High school students experience the machinations of politics
By Darren Lum
Dressed in formal clothing, high school students did their best impressions of international delegates debating and conferring about political issues at the Model United Nations symposium on Thursday, May 16 at Haliburton Highlands Secondary School.
Close to 60 students from four schools in Trillium Lakelands District School Board represented countries from around the world, working to pass a resolution paper or two on subtopics of climate change regarding green energy, legislation and economic impact.
HHSS Grade 12 leadership student Dustyn McCready-DeBruin thought the Trillium United Nations Assembly, or TUNA, event was a success.
“I think the event went really well for its first time, it ran really smoothly. Everyone seemed to really enjoy it and we came up with some really good resolutions for issues that come with climate change.
“For next year it would be great to have some more schools attend and in the years to come, it would be great if it were to expand into a two-day event so we could cover more pressing world issues and give a more accurate UN experience. In the real UN there are other committees apart from the General Assembly such as the crisis committee, it would be really cool if we could eventually have other committees as well!” he wrote in an email.
With guidance and structure provided, the event was organized by the HHSS leadership class students, who have been preparing since November.
Leadership teacher Paul Longo said the motivation was to give HHSS and area students a local model UN.
“It’s always nice to have something happen within our board. The overall goal of something like this is not only to talk about world issues and have a youth voice to world issues, but just to make some friends and make some connections. Where better to do that than in our own board with our own schools,” he said.
Longo has been taking students to model UNs for more than 10 years, but doesn’t recall another event like this held at HHSS that included other area schools with the exception of possibly 2002.
“The great thing is all the kids, who are at the dais (the front desk at the stage), which is basically the organizing committee, they’ve all attended model UN and so they know the language, they know the decorum ... they know how to run this.
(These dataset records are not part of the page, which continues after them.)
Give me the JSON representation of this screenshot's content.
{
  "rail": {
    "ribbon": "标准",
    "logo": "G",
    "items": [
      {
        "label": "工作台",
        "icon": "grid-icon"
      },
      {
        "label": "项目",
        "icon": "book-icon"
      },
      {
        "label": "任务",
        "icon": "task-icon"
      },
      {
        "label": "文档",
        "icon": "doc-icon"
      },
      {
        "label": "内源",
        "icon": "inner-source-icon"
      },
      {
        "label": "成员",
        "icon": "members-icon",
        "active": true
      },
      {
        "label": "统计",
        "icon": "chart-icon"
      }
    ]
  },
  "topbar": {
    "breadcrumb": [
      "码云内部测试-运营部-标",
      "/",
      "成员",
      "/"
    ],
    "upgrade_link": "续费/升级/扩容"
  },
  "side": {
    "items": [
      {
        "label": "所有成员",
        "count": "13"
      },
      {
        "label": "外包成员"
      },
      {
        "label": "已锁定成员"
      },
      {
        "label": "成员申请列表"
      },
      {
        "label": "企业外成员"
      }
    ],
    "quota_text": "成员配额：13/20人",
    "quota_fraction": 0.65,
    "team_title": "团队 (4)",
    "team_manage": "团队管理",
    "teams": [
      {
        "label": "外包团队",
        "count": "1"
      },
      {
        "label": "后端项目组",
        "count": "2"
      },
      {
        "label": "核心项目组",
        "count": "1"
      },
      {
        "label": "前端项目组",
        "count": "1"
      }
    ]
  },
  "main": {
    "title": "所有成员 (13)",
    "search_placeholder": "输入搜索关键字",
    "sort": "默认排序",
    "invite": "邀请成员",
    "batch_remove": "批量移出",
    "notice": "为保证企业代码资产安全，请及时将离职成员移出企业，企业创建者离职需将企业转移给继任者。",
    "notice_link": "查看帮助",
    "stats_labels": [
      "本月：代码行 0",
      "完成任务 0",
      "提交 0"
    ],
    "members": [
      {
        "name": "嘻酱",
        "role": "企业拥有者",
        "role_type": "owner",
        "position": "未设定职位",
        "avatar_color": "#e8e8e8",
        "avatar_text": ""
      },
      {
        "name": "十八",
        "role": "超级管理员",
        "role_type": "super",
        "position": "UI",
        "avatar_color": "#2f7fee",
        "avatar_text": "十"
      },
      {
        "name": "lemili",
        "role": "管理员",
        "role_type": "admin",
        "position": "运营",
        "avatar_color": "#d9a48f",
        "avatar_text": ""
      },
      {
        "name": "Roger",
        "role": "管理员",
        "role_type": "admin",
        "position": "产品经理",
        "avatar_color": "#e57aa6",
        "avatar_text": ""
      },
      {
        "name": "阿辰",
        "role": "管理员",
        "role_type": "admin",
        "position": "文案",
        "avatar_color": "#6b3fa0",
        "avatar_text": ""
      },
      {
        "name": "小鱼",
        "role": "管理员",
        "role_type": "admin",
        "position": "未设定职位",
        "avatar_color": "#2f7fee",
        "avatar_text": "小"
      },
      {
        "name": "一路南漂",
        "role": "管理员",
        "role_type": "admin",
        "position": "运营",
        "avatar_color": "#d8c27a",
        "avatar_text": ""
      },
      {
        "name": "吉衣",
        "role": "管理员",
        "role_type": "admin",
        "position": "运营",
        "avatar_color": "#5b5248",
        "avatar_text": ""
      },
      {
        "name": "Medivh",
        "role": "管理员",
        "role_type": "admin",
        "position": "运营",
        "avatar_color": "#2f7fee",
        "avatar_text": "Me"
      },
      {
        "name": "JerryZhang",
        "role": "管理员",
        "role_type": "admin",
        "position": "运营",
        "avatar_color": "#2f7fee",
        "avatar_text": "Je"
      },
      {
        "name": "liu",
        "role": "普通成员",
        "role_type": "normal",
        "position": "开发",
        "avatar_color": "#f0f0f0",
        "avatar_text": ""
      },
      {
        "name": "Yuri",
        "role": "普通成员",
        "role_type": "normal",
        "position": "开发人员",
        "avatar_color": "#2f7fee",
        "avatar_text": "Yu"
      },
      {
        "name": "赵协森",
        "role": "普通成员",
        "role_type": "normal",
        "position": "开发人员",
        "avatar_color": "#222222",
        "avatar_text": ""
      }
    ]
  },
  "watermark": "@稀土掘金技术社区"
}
They were very, very excited to chair it,” he said.
He was impressed by the leadership students, referring to how they did a great job at keeping the students focused.
They were at the heart of making the event possible.
“I was always leery in the past to do it because it takes a lot of planning, but with the new leadership group it just made a lot of sense because a lot of the kids in leadership have been at model UN. So they were excited to host one. Instead of just for our school of kids, why don’t we open it up to the board,” he said.
Due to scheduling conflicts, HHSS students weren’t able to attend the Chaminade College School Annual Model United Nations in October. They made up for the Chaminade absence by holding their own.
“When the timing didn’t work out it was a push for us to host. Then my hope is we go to [a model UN] next year and then we host or run TUNA again,” Longo said.
He credits past teachers Traci Hubbert and Paul Morissette with getting the ball rolling around the year 2000 by taking their students to model UN conferences. His involvement started around 2004.
This event was possible because of a $2,000 TLDSB program enhancement grant. It helped to cover general expenses, food and transportation costs so students could attend.
Once the participating students committed to coming they were assigned a country and asked to write a position paper, which provided background about the country and its history as well as its stance on climate change. Students were provided a resource with the HHSS website, trilliumun.com.
Before the delegates came, they were asked to vote on four potential topics: food security, migration crisis, international trade and climate change.
The topic chosen was climate change, but was followed closely by migration crisis.
“If we had a two-day conference we would definitely have both those topics on the agenda, but climate change is so important and so real. These kids know this is their future and it’s coming out loud and clear in the room today,” Longo said.
All six high schools in the board were invited. Students from I.E. Weldon, Fenelon Falls Secondary School and Gravenhurst High School participated.
“Hopefully we get the word out after today,” Longo said.
Leadership students were not the only ones eligible to be a delegate and participate.
Longo said there were close to 15 other HHSS students who participated. About 32 HHSS students acted as country delegates of the 60 total students represented countries as delegates.
Longo said this event is similar to Trillium Lakelands Arts Camp, which provides students from Grade 7 to 12 specialized instruction for music, drama, music theatre, dance and visual arts in a camp setting.
“My own children have been to TLAC. They rave about it. The fact that they are able to meet other kids from Lindsay and Fenelon [Falls] and make these connections and stay in touch with these kids. They build friendships,” he said.
The morning of the event Longo wasn’t sure about the progress and being able to pass a resolution.
Despite the uncertainty, the experience the students gained at the model UN isn’t very different to the real thing.
“This is the General Assembly. This is the way it works. Everything kind of grinds to a halt sometimes so my hope is we actually get one resolution of one of the topics. Hopefully by the end of the day we have a resolution on green energy because that’s the first topic of debate,” he said.
Longo would love to see the model UN continue to grow and move around to be held at other schools.
“My vision is that if this becomes something our board really likes and our teachers involved really like that this can move around throughout the board [area],” he said. “We really like the idea of a Trillium United Nations Assembly. It’s a board-wide initiative. Hopefully we can do that. If we have to host again next year that’s fine.”